The charitable donation requests from mid-November until December 31 are dizzying. My donations always feel haphazardly planned. They are.

This year, I had an epiphany after reading Nicholas Kristof’s New York Times op-ed on his top 2020 non-profits. The editorial helped me pose a simple question: “What are my causes?”

Knowing my causes and sticking with them year-round would allow my family to focus our energy and donations on solutions we genuinely want to support. It also gives us an answer to every charity request.

“I’m sorry, we’ve already picked our charities for the year.” Having this stamped on my heart has been liberating. I feel much more useful and empowered. I can focus on the causes I’ve researched and genuinely want to champion. I can also give more generously.

Charities benefit from your focus, as well. These organizations can count on your donation or your volunteer time, year after year. Plus, talking about your support of their work is the best advocacy they could receive.

I come to this with some experience in the world of non-profits. I’m a journalist and have worked in philanthropic and healthcare public relations for much of my career. I’ve helped educate donors and asked them to give their time, money, land, donated vehicles, and more. I’ve advocated for citizens to donate their marrow, blood, platelets, and the most important gift of all — the gift of their organs upon death. I have researched many worthy causes.

Here’s how to determine what you believe in most. Think about the solutions you feel will improve the world and what organizations are doing the hard work? It may be a mix of global and local causes. Do your research. Ask your friends what they support. It’s a chance to learn what drives them.

These questions can help coax out your deepest beliefs in the world:

  1. Do you have a personal connection to an organization that has impacted you or a loved one? 
  2. What policy matters to you most? These are likely the same beliefs that guide your beliefs in humanity. 
  3. Do you want to volunteer locally or give globally? 
  4. Think of some high-level buckets (Environment, Mental Health, Homelessness, Education, Healthcare, Addiction Support, Arts Advocacy, Animal Aid, Hunger, Racial Justice, Specific Disease Research). Which ones appeal to you most?

Whatever you champion in, give with your full heart. Don’t be afraid to say “no” to something without guilt. Saying “no” frees you up to say “yes” to something you genuinely believe in. 

Did I sort out my own favorite causes? Yes. Some were easy to identify. Others I’ve been interested in but hadn’t researched thoroughly.

  • Education & Mentorship: Education is a solution I always believe in. And experiences like summer camps and mentorship help someone see themself as an important and valued part of this society.
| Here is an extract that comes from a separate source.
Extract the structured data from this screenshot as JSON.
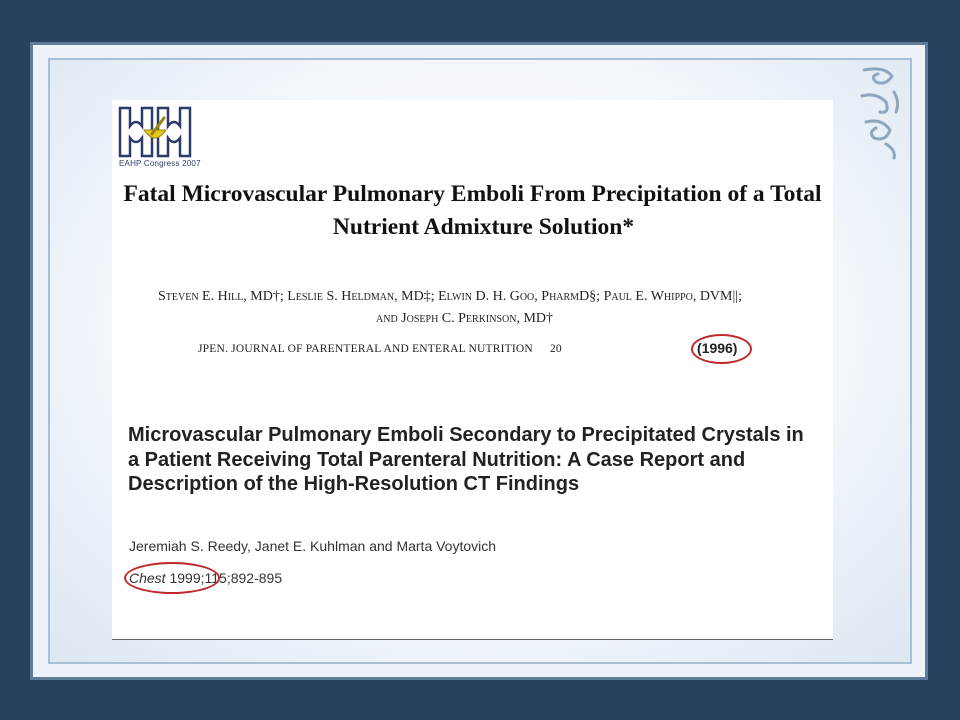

Our own children’s non-profit summer recruits children from all backgrounds and income levels, giving them a chance to be in a safe space with people who believe in them for one week. Sponsoring a child’s week at camp is on our list this year.
  • Public Health: Blood donationmarrow registry, and organ donation will always be a part of my giving. This was instilled in me by my parents. My husband and I are both regular blood and platelet donors and registered marrow donors, and we carve out time at the holidays to visit the American Red Cross.
  • Literacy: Providing books to prisoners is a new focus for me. This cause has tugged at my heartstrings and has given me a look into the complicated world of incarceration and education. Providing books and having funds for postage are the priorities of these organizations.
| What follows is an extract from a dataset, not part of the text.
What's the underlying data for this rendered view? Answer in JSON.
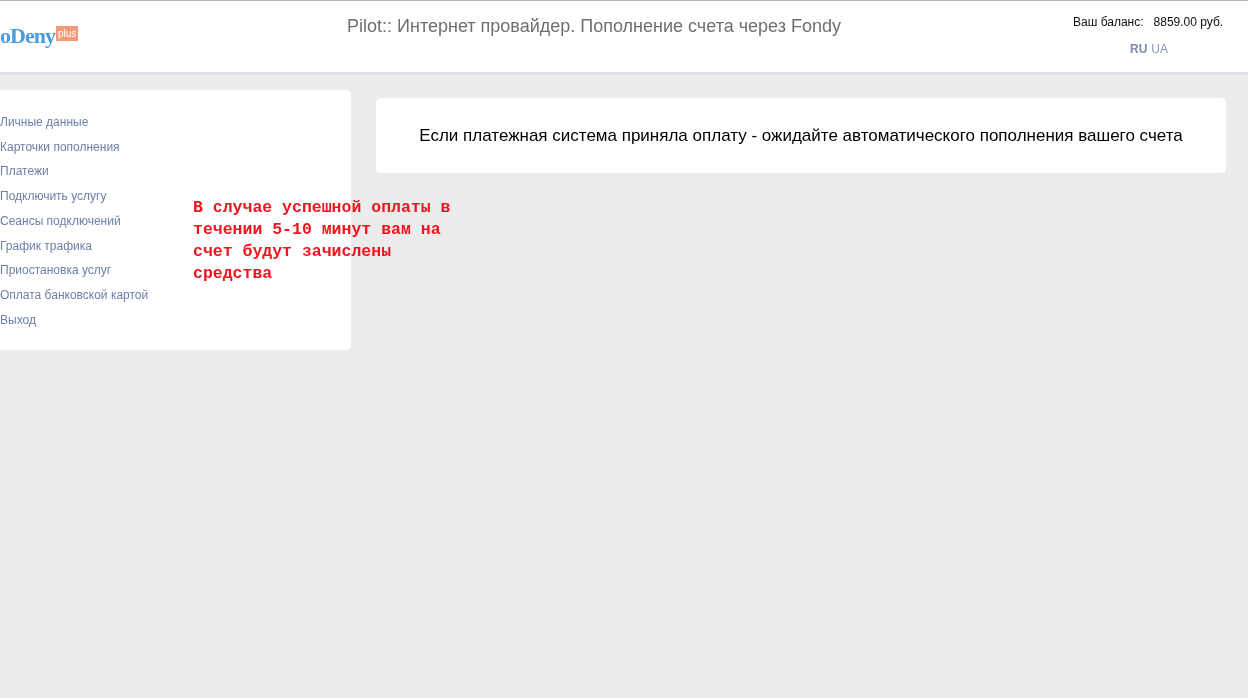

For a good analysis of many organization’s finances, reputation, and giving, look them up on